INPUT DATA below:

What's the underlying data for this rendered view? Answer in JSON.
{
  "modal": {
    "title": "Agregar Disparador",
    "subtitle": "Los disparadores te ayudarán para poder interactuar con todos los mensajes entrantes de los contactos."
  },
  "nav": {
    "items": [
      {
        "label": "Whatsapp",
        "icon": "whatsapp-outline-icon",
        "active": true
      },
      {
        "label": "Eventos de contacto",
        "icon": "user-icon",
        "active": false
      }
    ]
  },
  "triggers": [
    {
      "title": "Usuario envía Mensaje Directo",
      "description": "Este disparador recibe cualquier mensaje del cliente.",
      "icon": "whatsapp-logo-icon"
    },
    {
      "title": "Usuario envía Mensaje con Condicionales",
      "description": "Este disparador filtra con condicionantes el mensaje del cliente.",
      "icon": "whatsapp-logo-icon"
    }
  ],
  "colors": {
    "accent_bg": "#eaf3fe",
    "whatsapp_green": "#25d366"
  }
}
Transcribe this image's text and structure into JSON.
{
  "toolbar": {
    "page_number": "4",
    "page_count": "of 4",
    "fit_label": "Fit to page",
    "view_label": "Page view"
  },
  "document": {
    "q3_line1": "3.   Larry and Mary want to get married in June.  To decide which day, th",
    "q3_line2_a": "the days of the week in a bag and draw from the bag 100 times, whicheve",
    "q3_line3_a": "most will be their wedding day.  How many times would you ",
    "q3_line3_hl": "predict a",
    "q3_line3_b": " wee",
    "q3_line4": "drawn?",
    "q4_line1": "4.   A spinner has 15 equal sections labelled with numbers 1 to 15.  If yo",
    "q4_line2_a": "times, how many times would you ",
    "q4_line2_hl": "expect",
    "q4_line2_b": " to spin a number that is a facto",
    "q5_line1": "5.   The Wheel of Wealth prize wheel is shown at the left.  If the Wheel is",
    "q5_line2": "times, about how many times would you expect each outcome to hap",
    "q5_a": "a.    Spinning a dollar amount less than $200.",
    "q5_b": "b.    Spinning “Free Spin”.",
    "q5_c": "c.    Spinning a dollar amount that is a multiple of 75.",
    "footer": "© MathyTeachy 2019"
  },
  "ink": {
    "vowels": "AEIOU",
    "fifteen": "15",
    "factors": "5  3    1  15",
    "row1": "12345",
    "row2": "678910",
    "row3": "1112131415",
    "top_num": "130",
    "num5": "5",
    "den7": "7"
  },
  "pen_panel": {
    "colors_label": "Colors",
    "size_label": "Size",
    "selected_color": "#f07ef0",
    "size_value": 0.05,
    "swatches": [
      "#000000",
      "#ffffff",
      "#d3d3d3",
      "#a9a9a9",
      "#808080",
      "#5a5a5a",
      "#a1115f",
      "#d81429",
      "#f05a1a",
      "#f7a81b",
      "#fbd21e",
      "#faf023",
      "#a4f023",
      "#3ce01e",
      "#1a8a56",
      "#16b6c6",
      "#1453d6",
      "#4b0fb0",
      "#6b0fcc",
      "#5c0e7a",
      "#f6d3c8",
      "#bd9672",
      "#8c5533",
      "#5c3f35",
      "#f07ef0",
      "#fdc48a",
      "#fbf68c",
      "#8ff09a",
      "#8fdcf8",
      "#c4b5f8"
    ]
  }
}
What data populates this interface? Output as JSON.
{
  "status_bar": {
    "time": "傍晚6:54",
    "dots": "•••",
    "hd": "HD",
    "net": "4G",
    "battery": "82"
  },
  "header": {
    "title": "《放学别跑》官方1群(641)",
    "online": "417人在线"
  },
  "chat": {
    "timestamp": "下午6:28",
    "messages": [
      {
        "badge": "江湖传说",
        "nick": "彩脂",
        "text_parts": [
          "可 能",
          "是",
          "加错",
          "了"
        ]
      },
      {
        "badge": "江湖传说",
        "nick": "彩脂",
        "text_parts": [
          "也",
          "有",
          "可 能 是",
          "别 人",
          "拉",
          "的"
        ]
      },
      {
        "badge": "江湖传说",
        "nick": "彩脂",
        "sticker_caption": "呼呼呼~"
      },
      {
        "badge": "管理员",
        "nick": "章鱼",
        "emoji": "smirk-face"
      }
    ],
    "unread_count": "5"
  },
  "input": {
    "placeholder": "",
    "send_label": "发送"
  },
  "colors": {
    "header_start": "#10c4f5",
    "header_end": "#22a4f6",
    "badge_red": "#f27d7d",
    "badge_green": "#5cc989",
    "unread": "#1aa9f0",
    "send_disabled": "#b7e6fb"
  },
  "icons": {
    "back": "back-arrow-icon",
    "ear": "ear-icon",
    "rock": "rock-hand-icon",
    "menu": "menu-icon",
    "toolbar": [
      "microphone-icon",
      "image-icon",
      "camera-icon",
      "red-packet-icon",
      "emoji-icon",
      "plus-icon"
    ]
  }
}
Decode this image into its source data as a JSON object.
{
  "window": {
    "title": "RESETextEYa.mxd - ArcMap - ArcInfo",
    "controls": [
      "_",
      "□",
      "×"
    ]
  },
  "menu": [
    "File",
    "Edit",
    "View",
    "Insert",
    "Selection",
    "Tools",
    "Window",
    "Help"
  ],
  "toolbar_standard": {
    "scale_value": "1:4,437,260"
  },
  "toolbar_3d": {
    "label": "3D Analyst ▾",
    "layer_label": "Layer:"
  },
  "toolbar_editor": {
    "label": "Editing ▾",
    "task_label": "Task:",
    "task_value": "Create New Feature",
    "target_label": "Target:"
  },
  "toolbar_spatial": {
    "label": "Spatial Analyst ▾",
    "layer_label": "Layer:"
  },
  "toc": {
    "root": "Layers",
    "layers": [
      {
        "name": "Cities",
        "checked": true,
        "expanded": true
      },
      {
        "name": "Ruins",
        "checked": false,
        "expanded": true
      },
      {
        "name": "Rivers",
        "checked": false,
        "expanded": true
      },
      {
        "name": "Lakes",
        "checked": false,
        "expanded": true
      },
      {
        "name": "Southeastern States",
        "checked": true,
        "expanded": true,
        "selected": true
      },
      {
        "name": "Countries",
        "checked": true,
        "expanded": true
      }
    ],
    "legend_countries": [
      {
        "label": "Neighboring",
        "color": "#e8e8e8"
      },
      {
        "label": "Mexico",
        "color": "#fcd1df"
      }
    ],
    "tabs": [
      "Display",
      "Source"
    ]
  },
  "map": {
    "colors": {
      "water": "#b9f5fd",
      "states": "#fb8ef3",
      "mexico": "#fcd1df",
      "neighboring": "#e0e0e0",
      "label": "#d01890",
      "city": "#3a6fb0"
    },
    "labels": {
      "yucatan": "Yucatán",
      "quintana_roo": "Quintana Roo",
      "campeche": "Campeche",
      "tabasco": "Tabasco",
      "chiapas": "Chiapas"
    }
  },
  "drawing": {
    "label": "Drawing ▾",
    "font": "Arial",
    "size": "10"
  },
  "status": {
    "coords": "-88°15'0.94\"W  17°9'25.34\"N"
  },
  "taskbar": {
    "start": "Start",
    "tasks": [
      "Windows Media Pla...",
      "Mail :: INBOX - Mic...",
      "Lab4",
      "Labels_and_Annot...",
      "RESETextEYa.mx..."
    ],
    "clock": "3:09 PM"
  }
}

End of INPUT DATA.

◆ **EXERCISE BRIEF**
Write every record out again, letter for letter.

◆ **REPLY**
What's the underlying data for this rendered view? Answer in JSON.
{
  "modal": {
    "title": "Agregar Disparador",
    "subtitle": "Los disparadores te ayudarán para poder interactuar con todos los mensajes entrantes de los contactos."
  },
  "nav": {
    "items": [
      {
        "label": "Whatsapp",
        "icon": "whatsapp-outline-icon",
        "active": true
      },
      {
        "label": "Eventos de contacto",
        "icon": "user-icon",
        "active": false
      }
    ]
  },
  "triggers": [
    {
      "title": "Usuario envía Mensaje Directo",
      "description": "Este disparador recibe cualquier mensaje del cliente.",
      "icon": "whatsapp-logo-icon"
    },
    {
      "title": "Usuario envía Mensaje con Condicionales",
      "description": "Este disparador filtra con condicionantes el mensaje del cliente.",
      "icon": "whatsapp-logo-icon"
    }
  ],
  "colors": {
    "accent_bg": "#eaf3fe",
    "whatsapp_green": "#25d366"
  }
}
Transcribe this image's text and structure into JSON.
{
  "toolbar": {
    "page_number": "4",
    "page_count": "of 4",
    "fit_label": "Fit to page",
    "view_label": "Page view"
  },
  "document": {
    "q3_line1": "3.   Larry and Mary want to get married in June.  To decide which day, th",
    "q3_line2_a": "the days of the week in a bag and draw from the bag 100 times, whicheve",
    "q3_line3_a": "most will be their wedding day.  How many times would you ",
    "q3_line3_hl": "predict a",
    "q3_line3_b": " wee",
    "q3_line4": "drawn?",
    "q4_line1": "4.   A spinner has 15 equal sections labelled with numbers 1 to 15.  If yo",
    "q4_line2_a": "times, how many times would you ",
    "q4_line2_hl": "expect",
    "q4_line2_b": " to spin a number that is a facto",
    "q5_line1": "5.   The Wheel of Wealth prize wheel is shown at the left.  If the Wheel is",
    "q5_line2": "times, about how many times would you expect each outcome to hap",
    "q5_a": "a.    Spinning a dollar amount less than $200.",
    "q5_b": "b.    Spinning “Free Spin”.",
    "q5_c": "c.    Spinning a dollar amount that is a multiple of 75.",
    "footer": "© MathyTeachy 2019"
  },
  "ink": {
    "vowels": "AEIOU",
    "fifteen": "15",
    "factors": "5  3    1  15",
    "row1": "12345",
    "row2": "678910",
    "row3": "1112131415",
    "top_num": "130",
    "num5": "5",
    "den7": "7"
  },
  "pen_panel": {
    "colors_label": "Colors",
    "size_label": "Size",
    "selected_color": "#f07ef0",
    "size_value": 0.05,
    "swatches": [
      "#000000",
      "#ffffff",
      "#d3d3d3",
      "#a9a9a9",
      "#808080",
      "#5a5a5a",
      "#a1115f",
      "#d81429",
      "#f05a1a",
      "#f7a81b",
      "#fbd21e",
      "#faf023",
      "#a4f023",
      "#3ce01e",
      "#1a8a56",
      "#16b6c6",
      "#1453d6",
      "#4b0fb0",
      "#6b0fcc",
      "#5c0e7a",
      "#f6d3c8",
      "#bd9672",
      "#8c5533",
      "#5c3f35",
      "#f07ef0",
      "#fdc48a",
      "#fbf68c",
      "#8ff09a",
      "#8fdcf8",
      "#c4b5f8"
    ]
  }
}
What data populates this interface? Output as JSON.
{
  "status_bar": {
    "time": "傍晚6:54",
    "dots": "•••",
    "hd": "HD",
    "net": "4G",
    "battery": "82"
  },
  "header": {
    "title": "《放学别跑》官方1群(641)",
    "online": "417人在线"
  },
  "chat": {
    "timestamp": "下午6:28",
    "messages": [
      {
        "badge": "江湖传说",
        "nick": "彩脂",
        "text_parts": [
          "可 能",
          "是",
          "加错",
          "了"
        ]
      },
      {
        "badge": "江湖传说",
        "nick": "彩脂",
        "text_parts": [
          "也",
          "有",
          "可 能 是",
          "别 人",
          "拉",
          "的"
        ]
      },
      {
        "badge": "江湖传说",
        "nick": "彩脂",
        "sticker_caption": "呼呼呼~"
      },
      {
        "badge": "管理员",
        "nick": "章鱼",
        "emoji": "smirk-face"
      }
    ],
    "unread_count": "5"
  },
  "input": {
    "placeholder": "",
    "send_label": "发送"
  },
  "colors": {
    "header_start": "#10c4f5",
    "header_end": "#22a4f6",
    "badge_red": "#f27d7d",
    "badge_green": "#5cc989",
    "unread": "#1aa9f0",
    "send_disabled": "#b7e6fb"
  },
  "icons": {
    "back": "back-arrow-icon",
    "ear": "ear-icon",
    "rock": "rock-hand-icon",
    "menu": "menu-icon",
    "toolbar": [
      "microphone-icon",
      "image-icon",
      "camera-icon",
      "red-packet-icon",
      "emoji-icon",
      "plus-icon"
    ]
  }
}
Decode this image into its source data as a JSON object.
{
  "window": {
    "title": "RESETextEYa.mxd - ArcMap - ArcInfo",
    "controls": [
      "_",
      "□",
      "×"
    ]
  },
  "menu": [
    "File",
    "Edit",
    "View",
    "Insert",
    "Selection",
    "Tools",
    "Window",
    "Help"
  ],
  "toolbar_standard": {
    "scale_value": "1:4,437,260"
  },
  "toolbar_3d": {
    "label": "3D Analyst ▾",
    "layer_label": "Layer:"
  },
  "toolbar_editor": {
    "label": "Editing ▾",
    "task_label": "Task:",
    "task_value": "Create New Feature",
    "target_label": "Target:"
  },
  "toolbar_spatial": {
    "label": "Spatial Analyst ▾",
    "layer_label": "Layer:"
  },
  "toc": {
    "root": "Layers",
    "layers": [
      {
        "name": "Cities",
        "checked": true,
        "expanded": true
      },
      {
        "name": "Ruins",
        "checked": false,
        "expanded": true
      },
      {
        "name": "Rivers",
        "checked": false,
        "expanded": true
      },
      {
        "name": "Lakes",
        "checked": false,
        "expanded": true
      },
      {
        "name": "Southeastern States",
        "checked": true,
        "expanded": true,
        "selected": true
      },
      {
        "name": "Countries",
        "checked": true,
        "expanded": true
      }
    ],
    "legend_countries": [
      {
        "label": "Neighboring",
        "color": "#e8e8e8"
      },
      {
        "label": "Mexico",
        "color": "#fcd1df"
      }
    ],
    "tabs": [
      "Display",
      "Source"
    ]
  },
  "map": {
    "colors": {
      "water": "#b9f5fd",
      "states": "#fb8ef3",
      "mexico": "#fcd1df",
      "neighboring": "#e0e0e0",
      "label": "#d01890",
      "city": "#3a6fb0"
    },
    "labels": {
      "yucatan": "Yucatán",
      "quintana_roo": "Quintana Roo",
      "campeche": "Campeche",
      "tabasco": "Tabasco",
      "chiapas": "Chiapas"
    }
  },
  "drawing": {
    "label": "Drawing ▾",
    "font": "Arial",
    "size": "10"
  },
  "status": {
    "coords": "-88°15'0.94\"W  17°9'25.34\"N"
  },
  "taskbar": {
    "start": "Start",
    "tasks": [
      "Windows Media Pla...",
      "Mail :: INBOX - Mic...",
      "Lab4",
      "Labels_and_Annot...",
      "RESETextEYa.mx..."
    ],
    "clock": "3:09 PM"
  }
}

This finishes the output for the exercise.